Fed: Economy still needs help
Fed officials say they're in no rush to hike interest rates because they want to see more strength in the economy.
"Indicators of economic activity and employment have turned up recently, although the sectors most adversely affected by the pandemic remain weak," the central bank's policy panel said in a statement. "Inflation continues to run below 2%."
At a news conference following the meeting, Powell said the central bank remains wary of COVID-19 as new strains pop up.
"We’re clearly on a good path with cases coming down, but we're not done and I'd hate to see us take our eye off the ball before we actually finish the job," Powell told reporters. He added that the economy is likely to make faster progress toward the Fed's employment and inflation goals — "but we’ll have to see it first."
In addition to keeping its benchmark federal funds rate immobilized for the time being, the Fed also plans to continue buying at least $80 billion in Treasury bonds and $40 billion in mortgage-backed securities each month.
What does this mean for mortgage rates?
Those purchases should be holding down the interest rates on Treasuries, but Treasury yields have been skyrocketing as investors have grown more optimistic about the economy — and more wary of inflation. The yield on the 10-year Treasury note heavily influences the rates on mortgages.

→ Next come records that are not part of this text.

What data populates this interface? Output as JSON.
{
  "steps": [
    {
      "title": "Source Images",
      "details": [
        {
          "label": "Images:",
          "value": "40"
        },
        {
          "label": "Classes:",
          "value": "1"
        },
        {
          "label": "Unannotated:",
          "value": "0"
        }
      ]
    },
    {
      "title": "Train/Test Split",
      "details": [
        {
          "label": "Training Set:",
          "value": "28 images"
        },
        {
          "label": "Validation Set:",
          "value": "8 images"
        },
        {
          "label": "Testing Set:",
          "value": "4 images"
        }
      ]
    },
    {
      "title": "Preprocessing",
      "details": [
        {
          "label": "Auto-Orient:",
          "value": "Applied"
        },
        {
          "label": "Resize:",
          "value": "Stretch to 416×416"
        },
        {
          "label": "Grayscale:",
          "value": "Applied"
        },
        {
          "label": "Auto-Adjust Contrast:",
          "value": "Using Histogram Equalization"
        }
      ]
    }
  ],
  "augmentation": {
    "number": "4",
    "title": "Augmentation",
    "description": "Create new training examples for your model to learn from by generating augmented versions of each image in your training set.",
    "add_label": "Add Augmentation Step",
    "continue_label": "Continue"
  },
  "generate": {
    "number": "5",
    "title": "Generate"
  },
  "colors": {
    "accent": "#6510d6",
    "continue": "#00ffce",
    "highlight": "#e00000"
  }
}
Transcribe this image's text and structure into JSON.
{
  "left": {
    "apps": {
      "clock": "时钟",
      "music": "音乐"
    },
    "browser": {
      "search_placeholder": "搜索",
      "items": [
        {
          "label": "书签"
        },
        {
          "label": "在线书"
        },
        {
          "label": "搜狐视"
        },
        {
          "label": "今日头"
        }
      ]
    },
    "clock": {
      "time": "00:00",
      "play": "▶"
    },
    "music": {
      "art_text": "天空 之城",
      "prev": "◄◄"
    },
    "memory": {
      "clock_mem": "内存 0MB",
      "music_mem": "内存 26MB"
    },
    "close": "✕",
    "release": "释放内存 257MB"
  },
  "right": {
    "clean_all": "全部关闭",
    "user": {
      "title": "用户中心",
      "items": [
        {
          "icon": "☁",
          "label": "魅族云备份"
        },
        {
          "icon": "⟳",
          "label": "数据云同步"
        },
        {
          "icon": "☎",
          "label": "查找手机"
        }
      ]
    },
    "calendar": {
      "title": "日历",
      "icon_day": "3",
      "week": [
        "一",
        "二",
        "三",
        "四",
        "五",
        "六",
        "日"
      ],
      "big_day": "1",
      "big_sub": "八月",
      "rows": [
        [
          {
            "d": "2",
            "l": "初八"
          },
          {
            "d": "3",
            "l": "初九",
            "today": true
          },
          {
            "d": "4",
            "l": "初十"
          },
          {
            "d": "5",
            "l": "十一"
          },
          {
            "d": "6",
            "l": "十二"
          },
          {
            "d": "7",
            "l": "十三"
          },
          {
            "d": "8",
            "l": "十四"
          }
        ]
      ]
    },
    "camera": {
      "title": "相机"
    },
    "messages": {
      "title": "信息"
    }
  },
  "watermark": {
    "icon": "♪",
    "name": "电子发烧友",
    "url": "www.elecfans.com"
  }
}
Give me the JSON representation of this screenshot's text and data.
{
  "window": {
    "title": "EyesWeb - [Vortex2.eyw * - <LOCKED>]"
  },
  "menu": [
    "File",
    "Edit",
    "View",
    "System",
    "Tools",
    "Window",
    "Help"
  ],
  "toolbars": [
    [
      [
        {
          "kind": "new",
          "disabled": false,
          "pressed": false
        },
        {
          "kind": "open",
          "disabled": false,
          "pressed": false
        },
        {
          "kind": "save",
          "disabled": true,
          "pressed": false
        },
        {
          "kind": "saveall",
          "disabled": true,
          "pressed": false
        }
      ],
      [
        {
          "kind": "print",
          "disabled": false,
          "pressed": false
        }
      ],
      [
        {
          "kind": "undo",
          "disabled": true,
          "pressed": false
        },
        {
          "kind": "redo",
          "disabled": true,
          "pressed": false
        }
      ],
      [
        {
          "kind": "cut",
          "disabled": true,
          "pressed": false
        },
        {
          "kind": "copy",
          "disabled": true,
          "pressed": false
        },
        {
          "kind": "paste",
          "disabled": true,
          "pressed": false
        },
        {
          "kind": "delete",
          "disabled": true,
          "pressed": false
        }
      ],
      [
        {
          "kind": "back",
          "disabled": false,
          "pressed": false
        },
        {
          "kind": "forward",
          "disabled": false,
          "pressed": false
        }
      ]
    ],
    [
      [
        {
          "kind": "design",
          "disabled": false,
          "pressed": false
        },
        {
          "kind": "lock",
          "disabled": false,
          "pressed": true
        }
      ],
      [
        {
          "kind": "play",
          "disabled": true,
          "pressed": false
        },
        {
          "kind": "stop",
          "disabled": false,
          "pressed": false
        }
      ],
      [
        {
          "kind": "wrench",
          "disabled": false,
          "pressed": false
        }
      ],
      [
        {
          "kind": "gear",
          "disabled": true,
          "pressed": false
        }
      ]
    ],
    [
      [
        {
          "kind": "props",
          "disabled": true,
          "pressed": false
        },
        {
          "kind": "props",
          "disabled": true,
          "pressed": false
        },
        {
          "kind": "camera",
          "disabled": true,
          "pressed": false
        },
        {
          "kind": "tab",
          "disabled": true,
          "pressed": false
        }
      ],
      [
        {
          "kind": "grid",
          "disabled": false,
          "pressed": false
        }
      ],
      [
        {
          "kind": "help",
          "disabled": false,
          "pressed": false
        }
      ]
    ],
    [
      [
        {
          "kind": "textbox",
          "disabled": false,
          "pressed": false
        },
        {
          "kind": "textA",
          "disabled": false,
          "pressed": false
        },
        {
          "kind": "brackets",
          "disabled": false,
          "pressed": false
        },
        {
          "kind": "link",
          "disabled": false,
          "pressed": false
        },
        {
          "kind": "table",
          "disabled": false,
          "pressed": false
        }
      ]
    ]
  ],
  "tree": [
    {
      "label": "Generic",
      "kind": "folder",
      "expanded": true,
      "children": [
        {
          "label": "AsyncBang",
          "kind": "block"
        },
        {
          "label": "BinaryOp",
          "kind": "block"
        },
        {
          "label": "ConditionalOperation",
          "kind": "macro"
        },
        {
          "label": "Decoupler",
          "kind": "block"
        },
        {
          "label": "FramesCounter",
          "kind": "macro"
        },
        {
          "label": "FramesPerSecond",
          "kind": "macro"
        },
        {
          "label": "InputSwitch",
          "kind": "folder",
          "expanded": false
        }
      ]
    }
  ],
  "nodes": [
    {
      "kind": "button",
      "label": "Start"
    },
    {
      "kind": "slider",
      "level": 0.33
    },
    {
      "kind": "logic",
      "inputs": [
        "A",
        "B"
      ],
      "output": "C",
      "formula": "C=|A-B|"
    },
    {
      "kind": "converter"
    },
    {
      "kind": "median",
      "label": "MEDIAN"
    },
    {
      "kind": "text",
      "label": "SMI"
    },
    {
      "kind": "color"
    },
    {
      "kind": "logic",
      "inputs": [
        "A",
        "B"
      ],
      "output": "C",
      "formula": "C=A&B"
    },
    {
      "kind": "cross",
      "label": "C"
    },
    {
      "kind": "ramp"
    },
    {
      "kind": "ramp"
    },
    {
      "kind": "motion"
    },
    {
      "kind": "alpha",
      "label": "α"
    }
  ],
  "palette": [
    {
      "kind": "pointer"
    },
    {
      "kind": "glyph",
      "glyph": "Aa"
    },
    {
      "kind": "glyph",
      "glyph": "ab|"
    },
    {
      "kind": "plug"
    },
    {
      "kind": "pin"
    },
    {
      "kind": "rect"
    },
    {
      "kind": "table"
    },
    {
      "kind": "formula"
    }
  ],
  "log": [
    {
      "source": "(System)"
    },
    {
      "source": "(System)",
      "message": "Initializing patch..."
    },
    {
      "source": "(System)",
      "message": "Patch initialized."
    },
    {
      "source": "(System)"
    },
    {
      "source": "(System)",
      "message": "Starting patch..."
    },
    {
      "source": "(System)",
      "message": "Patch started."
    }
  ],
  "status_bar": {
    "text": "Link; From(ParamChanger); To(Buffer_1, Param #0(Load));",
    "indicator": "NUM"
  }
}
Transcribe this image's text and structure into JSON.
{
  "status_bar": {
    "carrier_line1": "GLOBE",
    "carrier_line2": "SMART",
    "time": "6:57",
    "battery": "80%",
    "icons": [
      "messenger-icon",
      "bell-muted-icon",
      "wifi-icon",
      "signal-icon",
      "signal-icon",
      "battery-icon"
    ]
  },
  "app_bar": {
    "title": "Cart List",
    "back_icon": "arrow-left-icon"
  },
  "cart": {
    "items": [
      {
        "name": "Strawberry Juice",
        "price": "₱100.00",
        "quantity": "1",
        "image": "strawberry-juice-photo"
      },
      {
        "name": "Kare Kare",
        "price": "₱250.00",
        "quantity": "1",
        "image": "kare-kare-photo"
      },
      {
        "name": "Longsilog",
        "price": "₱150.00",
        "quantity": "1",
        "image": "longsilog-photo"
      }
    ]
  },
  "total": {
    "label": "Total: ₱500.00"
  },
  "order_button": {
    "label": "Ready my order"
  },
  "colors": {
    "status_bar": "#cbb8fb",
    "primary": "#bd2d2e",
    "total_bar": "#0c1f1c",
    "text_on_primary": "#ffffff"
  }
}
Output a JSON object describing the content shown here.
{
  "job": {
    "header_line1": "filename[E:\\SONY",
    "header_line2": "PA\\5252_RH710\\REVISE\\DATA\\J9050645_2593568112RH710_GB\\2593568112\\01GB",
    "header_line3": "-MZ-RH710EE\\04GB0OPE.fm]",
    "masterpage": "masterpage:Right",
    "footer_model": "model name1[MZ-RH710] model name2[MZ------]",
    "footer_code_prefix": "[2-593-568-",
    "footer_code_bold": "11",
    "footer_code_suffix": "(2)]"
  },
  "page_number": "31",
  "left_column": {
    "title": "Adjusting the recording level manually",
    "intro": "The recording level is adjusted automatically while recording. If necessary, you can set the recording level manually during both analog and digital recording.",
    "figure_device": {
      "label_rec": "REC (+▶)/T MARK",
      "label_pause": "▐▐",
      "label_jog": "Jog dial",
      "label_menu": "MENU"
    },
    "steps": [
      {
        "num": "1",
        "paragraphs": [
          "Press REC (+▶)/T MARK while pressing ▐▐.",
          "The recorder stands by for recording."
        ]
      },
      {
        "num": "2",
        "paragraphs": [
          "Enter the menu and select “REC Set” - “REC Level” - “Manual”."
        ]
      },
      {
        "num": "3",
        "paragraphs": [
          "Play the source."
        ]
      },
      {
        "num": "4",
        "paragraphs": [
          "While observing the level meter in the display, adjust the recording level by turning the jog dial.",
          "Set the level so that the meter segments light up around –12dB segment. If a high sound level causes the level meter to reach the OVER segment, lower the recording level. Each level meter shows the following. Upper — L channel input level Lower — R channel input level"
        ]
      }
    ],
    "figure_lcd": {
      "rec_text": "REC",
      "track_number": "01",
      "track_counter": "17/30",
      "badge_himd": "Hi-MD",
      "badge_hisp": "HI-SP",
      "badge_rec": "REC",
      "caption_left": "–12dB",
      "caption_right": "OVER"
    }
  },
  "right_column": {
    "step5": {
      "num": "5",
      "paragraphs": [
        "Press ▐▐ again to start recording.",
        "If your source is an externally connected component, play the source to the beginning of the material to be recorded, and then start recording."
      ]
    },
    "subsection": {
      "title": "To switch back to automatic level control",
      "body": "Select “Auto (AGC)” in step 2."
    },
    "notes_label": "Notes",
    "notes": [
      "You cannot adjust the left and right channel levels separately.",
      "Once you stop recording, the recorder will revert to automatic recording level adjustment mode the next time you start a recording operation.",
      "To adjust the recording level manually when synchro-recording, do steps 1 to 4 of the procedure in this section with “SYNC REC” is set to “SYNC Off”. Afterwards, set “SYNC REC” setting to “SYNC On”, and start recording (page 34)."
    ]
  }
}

Unlikely the prime rate and other interest rates that are closely tied to what the Fed does, the central bank has only an indirect impact on mortgage rates.
On Wednesday, 10-year Treasury yield reached its highest level since January of last year, but then eased following the Fed's announcement. Further declines would be helpful for home borrowers.
Mortgage rates started the year with a record low, as the average for 30-year fixed-rate loans dropped to 2.65% the first week of January, according to mortgage giant Freddie Mac. But rates have climbed steadily and sharply ever since, and are averaging 3.09% this week, Freddie Mac said on Thursday.
Keep in mind, that's an average — rates below 3% are still out there, if you look for them.
Mortgage rates may keep climbing, despite the Fed's moves
Though the Fed is making all the right moves to help keep mortgage rates low, other factors are pushing them higher. With average rates rising rapidly, borrowers should grab an attractive rate when they see one.
"It’s just possible that rates will fall again. But that currently looks unlikely," writes Peter Warden, editor of The Mortgage Reports. He's recommending that his readers lock a rate now, whether they're looking to close on their loan in seven days or 60 days.
If you're in the market for a mortgage, to buy or refinance a home, gather and compare at least five loan offers to find the best rate available in your area and for a person with your credit score. A few months or even weeks from now, rates may look much less enticing.
Haven't seen your credit score in a while? Today, it's very easy to take a peek at it for free.
And while you're looking for deals, why stop with your mortgage rate? You may be able to save hundreds of dollars a year on your homeowners insurance simply by doing a little more comparison shopping.